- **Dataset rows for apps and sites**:
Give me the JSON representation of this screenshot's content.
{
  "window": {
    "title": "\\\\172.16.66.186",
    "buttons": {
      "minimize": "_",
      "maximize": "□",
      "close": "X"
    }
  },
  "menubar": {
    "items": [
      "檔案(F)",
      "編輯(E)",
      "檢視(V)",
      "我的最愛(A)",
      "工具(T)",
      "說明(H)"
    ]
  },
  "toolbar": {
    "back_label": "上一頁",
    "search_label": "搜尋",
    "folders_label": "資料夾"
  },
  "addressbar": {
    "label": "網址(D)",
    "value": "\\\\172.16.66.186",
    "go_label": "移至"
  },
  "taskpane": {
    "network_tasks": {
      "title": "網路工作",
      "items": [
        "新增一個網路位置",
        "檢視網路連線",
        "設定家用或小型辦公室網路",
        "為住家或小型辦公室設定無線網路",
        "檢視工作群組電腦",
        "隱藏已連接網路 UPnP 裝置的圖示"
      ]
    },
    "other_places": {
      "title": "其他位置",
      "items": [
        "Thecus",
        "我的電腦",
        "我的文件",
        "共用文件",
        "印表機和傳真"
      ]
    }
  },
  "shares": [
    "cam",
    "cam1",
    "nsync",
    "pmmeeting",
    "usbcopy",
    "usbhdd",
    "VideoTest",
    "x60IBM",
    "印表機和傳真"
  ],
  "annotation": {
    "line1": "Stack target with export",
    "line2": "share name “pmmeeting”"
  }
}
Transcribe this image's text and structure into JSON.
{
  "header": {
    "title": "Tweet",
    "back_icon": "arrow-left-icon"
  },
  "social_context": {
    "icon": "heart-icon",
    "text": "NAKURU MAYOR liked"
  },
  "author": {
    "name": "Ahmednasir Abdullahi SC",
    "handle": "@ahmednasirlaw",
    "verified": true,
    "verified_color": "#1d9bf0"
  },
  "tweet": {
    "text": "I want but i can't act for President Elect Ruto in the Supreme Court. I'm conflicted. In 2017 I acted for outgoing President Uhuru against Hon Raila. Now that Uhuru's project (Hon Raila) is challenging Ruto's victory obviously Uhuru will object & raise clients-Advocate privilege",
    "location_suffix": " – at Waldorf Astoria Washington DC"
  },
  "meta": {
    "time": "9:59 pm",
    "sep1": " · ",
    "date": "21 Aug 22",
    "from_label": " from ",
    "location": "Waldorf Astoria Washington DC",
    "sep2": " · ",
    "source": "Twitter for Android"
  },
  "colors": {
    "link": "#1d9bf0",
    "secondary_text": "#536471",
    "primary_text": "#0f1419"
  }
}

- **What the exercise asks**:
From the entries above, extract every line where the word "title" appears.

- **Result below**:
    "title": "\\\\172.16.66.186",
      "title": "網路工作",
      "title": "其他位置",
    "title": "Tweet",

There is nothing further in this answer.